  • Having a visible position in the Android Market is vital to the success of the app because there aren't many avenues for an Android app to get exposure other than the Android Market. Your rank on the Android Market appears to be some combination of your average rating and number of downloads. Obviously, this is sort of a chicken-egg problem for developers. The recent string of fortuitous events for my app was enough to push it into a high enough position to get enough visibility. I hope it's able to stay there.
  • Sales of the app is still nothing I can live off of, but it's definitely paying for more than meals at this point, and is providing some nice extra income. Especially after winning $25,000 from the contest, I now owe a lot of dinners to friends!

My Humble Android Sales Figures

Posts on the Apple app store sales are pretty easy to find, but I haven't seen many Android developers sharing their sales figures. Though I wish I had some more exciting numbers to share, I thought people might be interested in hearing my sales numbers anyways.


Before diving into the numbers, lets put things into context.

  • Car Locator is a pretty straightforward app: Save your location when you park your car, and the app will navigate you back to your car later. I've also heard of it being used to locate hiking trail heads and for Geocaching. The app goes for $1.99 on the Android market.
  • There is also a free version of the app.
  • I've done no marketing on the app.
  • The Motorola Droid phone was also released on November 6.


Car Locator has been on the market for a little more than 2 months. Since then, I've seen:
  • About 23,000 downloads of the free version.
  • 220 downloads of the paid version.
  • At last check, the app was ranked #21 in the Travel category for paid apps.

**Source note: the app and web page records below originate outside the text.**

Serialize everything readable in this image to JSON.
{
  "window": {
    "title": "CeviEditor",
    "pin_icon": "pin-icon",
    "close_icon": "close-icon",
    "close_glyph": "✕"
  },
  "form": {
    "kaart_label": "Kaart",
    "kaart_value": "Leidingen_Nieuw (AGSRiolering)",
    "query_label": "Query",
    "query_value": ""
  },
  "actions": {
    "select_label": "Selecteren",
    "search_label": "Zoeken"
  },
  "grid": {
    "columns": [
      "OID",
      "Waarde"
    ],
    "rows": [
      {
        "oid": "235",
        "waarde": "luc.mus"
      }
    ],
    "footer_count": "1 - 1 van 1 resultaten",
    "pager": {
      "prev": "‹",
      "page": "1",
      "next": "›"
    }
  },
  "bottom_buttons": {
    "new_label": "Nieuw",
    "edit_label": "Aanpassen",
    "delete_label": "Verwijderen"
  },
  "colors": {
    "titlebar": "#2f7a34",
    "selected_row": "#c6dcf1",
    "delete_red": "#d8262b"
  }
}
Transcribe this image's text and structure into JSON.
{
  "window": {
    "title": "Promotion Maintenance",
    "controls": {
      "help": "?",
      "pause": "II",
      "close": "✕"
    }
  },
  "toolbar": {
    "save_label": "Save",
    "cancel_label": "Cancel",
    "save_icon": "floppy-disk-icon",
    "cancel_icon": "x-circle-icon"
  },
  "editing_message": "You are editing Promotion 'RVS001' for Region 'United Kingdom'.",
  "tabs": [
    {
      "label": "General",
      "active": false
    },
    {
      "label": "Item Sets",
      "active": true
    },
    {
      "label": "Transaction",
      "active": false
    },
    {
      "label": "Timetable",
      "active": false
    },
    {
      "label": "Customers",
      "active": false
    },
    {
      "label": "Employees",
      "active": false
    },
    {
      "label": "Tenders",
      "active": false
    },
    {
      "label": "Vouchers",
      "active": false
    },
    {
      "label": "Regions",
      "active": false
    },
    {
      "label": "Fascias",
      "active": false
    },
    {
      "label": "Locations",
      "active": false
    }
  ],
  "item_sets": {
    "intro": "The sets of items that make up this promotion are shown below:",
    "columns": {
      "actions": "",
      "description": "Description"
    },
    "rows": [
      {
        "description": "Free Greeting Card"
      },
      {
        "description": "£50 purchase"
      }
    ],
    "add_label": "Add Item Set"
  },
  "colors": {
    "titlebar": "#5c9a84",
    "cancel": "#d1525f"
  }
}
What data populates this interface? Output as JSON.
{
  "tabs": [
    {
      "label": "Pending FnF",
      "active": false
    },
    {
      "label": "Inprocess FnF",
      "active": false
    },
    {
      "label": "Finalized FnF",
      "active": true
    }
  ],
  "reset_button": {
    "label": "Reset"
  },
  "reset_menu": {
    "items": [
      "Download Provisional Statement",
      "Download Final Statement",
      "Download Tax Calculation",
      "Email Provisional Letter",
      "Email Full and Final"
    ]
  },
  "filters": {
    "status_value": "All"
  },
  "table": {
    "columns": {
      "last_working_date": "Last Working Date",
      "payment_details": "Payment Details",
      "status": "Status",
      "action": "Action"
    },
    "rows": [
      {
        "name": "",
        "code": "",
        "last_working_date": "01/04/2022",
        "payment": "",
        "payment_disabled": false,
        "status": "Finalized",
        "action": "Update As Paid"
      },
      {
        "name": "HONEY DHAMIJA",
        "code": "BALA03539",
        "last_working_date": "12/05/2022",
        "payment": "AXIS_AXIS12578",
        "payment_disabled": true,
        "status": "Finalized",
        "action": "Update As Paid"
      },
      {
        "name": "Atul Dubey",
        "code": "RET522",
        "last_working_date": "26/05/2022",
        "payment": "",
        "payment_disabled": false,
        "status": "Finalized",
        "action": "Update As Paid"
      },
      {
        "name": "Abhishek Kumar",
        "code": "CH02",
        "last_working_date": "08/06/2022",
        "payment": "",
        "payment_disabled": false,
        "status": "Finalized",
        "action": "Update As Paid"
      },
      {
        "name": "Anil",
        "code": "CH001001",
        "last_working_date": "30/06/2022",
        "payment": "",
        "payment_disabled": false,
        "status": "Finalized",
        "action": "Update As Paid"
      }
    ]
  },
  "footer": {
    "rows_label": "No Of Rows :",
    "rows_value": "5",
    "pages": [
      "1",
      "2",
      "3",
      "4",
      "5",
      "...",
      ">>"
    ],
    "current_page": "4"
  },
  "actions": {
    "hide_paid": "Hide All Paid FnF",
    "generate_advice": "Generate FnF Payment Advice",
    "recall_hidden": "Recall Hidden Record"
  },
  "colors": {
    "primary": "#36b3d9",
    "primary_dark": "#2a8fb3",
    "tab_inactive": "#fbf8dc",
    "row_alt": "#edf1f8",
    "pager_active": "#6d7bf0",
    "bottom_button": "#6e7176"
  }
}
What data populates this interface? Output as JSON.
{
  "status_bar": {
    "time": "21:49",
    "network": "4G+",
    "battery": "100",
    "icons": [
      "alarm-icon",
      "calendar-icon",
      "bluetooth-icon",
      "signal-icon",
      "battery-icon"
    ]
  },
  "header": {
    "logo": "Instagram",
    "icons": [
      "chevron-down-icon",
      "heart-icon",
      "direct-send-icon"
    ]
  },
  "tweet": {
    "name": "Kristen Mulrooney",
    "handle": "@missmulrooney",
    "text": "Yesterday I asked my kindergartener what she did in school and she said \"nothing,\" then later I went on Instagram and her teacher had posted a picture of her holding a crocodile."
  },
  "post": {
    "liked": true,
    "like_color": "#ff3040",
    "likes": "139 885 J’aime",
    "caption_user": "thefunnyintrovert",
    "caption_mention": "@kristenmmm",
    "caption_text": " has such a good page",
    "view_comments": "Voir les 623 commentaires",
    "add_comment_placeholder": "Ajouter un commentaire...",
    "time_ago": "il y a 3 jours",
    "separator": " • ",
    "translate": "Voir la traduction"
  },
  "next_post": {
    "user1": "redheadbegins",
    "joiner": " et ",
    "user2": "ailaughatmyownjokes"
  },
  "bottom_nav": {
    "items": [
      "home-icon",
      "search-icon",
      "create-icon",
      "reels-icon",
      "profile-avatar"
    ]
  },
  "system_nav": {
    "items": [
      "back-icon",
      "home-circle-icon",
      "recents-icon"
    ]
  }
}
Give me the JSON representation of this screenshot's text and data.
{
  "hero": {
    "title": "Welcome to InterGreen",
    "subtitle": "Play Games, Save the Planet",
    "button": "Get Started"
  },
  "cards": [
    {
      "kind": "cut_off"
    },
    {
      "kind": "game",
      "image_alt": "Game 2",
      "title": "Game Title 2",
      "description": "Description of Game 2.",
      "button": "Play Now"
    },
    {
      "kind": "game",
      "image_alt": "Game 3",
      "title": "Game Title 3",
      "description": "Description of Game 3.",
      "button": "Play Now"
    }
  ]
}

  • In the first 2 months, the app saw sales of about $5-6/day. Nothing too fancy. But starting November 7th, there's been a significant uptick in sales, peaking on November 9, where the app saw $44 in sales.
  • Sales have since settled to about $20/day, but it's probably too early to tell if this will hold.
  • I'm attributing the recent uptick in sales to 2 factors: (1) The release of the Droid phone and (2) Car Locator being in the final judging round of the ADC2 contest. It's impossible for me to tell how much of factor each of these play, since both events happened on the same exact day, but I would be interested to get some more data points from other developers.
  • Ironically, it seems to me that it's easier to get exposure as a paid app rather than a free app. Here's why: When you open the app store on your phone and select a category, the app store first shows you a list of paid apps in that category. Car Locator is the 21st app on the list in the Travel category -- It's pretty easy for someone browsing the store to see the app. However, if you select the "Free" tab, I can't even count how far down the list the free version of Car Locator is -- No one would really find the free version of the app without explicitly searching for it.
  • Though sales of the app is nothing I can live on, it is kinda cool thinking that the app has been covering the cost of my meals recently. It's nothing compared to the stories you'll hear on the Apple app store, but I personally beleive that with the release of many new Andoird-based phones, Android has more long-term potential than the iPhone.